- Your neurologist – you need to be comfortable discussing difficult symptoms like depression or compulsion issues. Your time with your neurologist is necessarily limited so come to your appointments prepared. He or she can refer you to professionals with the expertise to help you with specific issues.
- Physical therapist – Balance, gait and coordination issues are the hallmark of PD. Physical therapist can help you compensate and improve on these problems. After evaluating you the physical therapist can set you up with an appropriate exercise regime that will keep you healthy and hopefully prevent falls.
- Occupational therapist – After assessing your needs, an OT can assist you with home and workplace modifications and adaptations, handwriting aids, dressing and grooming aids among other things.
- Speech therapist – Most people with PD experience speech issues with the gradual softening of the voice being the most common. Some patients will also develop swallowing problems in the later stages of the disease. Voice problems, like many PD symptoms, may evolve so slowly that the patient is unaware of it. Many experts recommend working with a speech therapist early in the diseases to head off these issues.
- Exercise trainer – working with a certified personal trainer with experience working with people with PD is a great way to continue your exercise routine.
- Neuro Psychologist and Psychotherapist – You’re not the first person with PD who feels depressed or has problems with interpersonal relationships, finding a therapist with experience in this area can be very worthwhile.
- Family and friends – PD can be isolating, the symptoms make communication and travel difficult. Cultivating the important relationships in your life goes a long way in maintaining good quality of life.
- Exercise – this is arguable the most important thing you can do for yourself and one that you have the most control over. The benefits are many:
- A stress reducer,
- Forestalls other issue issues helping prevent cardiovascular diseases and diabetes among other things. Believe me, you’ve got enough problems.
- You will feel better – physically and emotionally.
- Symptom relief –helps with stiffness and sleep issues.
- Get involved – Helping others with PD is a great way to find a sense of meaning and satisfaction from your experience. Join us at PCLA; join or run a support group. We have volunteer opportunities at our various events and educational seminars.
- Raise money for a cure – Join Team Fox or Team Parkinson
- Join a PD trial or study – Southern California, with its many major medical and research centers, always has a number of these opportunities. Scientists are making rapid progress in understanding the pathology of PD and are pursuing several promising avenues towards finding a cure. Much of that research is happening right here in California. Be a part of it.

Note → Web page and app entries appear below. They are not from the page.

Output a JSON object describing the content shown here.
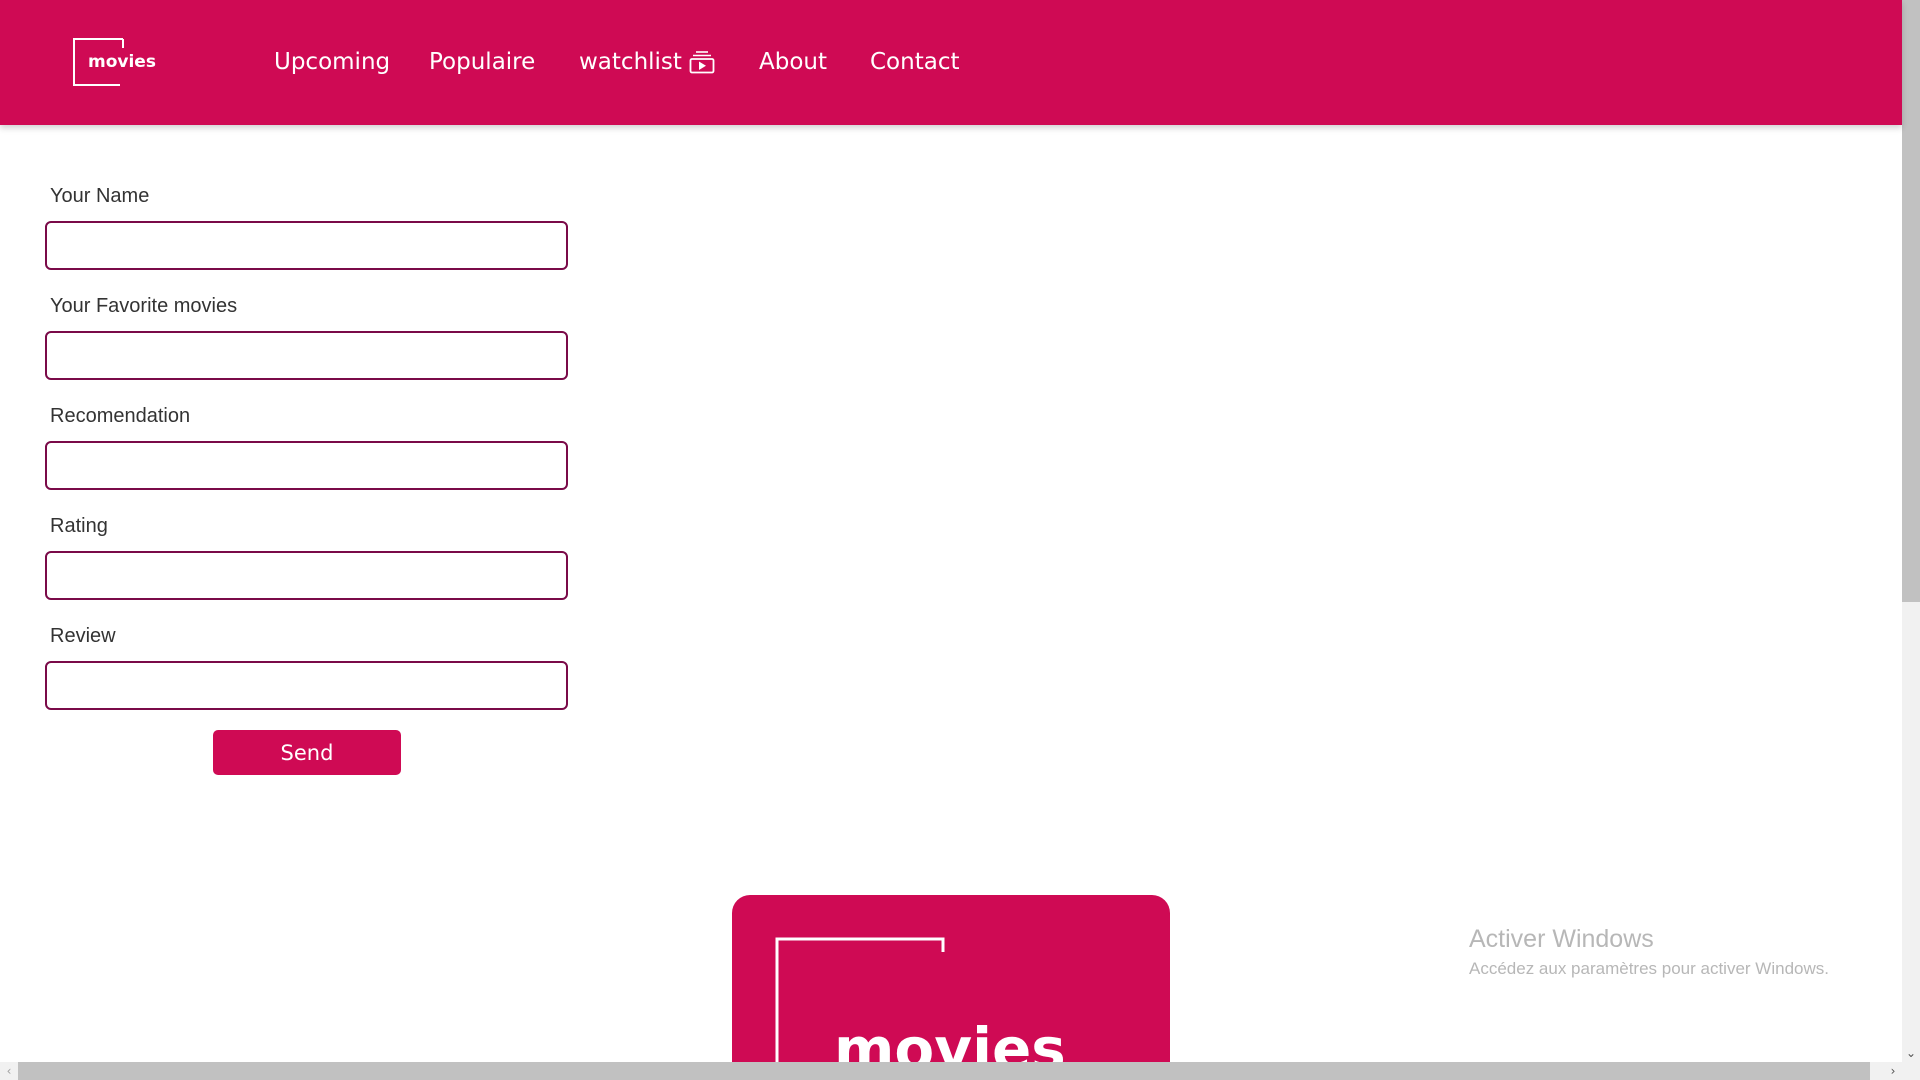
{
  "brand": {
    "logo_text": "movies",
    "accent_color": "#cf0a54",
    "input_border_color": "#7a0a48"
  },
  "nav": {
    "items": [
      {
        "label": "Upcoming"
      },
      {
        "label": "Populaire"
      },
      {
        "label": "watchlist",
        "icon": "playlist-play-icon"
      },
      {
        "label": "About"
      },
      {
        "label": "Contact"
      }
    ]
  },
  "form": {
    "fields": [
      {
        "label": "Your Name",
        "value": ""
      },
      {
        "label": "Your Favorite movies",
        "value": ""
      },
      {
        "label": "Recomendation",
        "value": ""
      },
      {
        "label": "Rating",
        "value": ""
      },
      {
        "label": "Review",
        "value": ""
      }
    ],
    "submit_label": "Send"
  },
  "footer": {
    "logo_text": "movies"
  },
  "windows_watermark": {
    "title": "Activer Windows",
    "subtitle": "Accédez aux paramètres pour activer Windows."
  },
  "scrollbars": {
    "arrow_up": "",
    "arrow_down": "⌄",
    "arrow_left": "‹",
    "arrow_right": "›"
  }
}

- Lobby Congress – Join PAN (Parkinson’s Action Network). PD and other neuro degenerative diseases like Alzheimer’s are a national health emergency. The costs of these diseases to the national economy, not to mention amount of human suffering, can’t be over stated. The cost of research and related trials are enormous. Only the federal government has the moon shot kind of resources it takes to find the cure.
Although it may have felt like it, the earth didn’t stop spinning and the planets didn’t stop in their orbits when you got the news of your PD diagnosis. Sooner or later life throws everyone a curveball, learning to deal with it with courage, grace, humility and humor goes a long way in coming to terms with a diagnosis of PD, not just in our own sense of wellbeing, but in the quality of our relationships. Have patience with yourself. PD doesn’t define us, but it is part of who we are; it isn’t a destination, it’s our journey.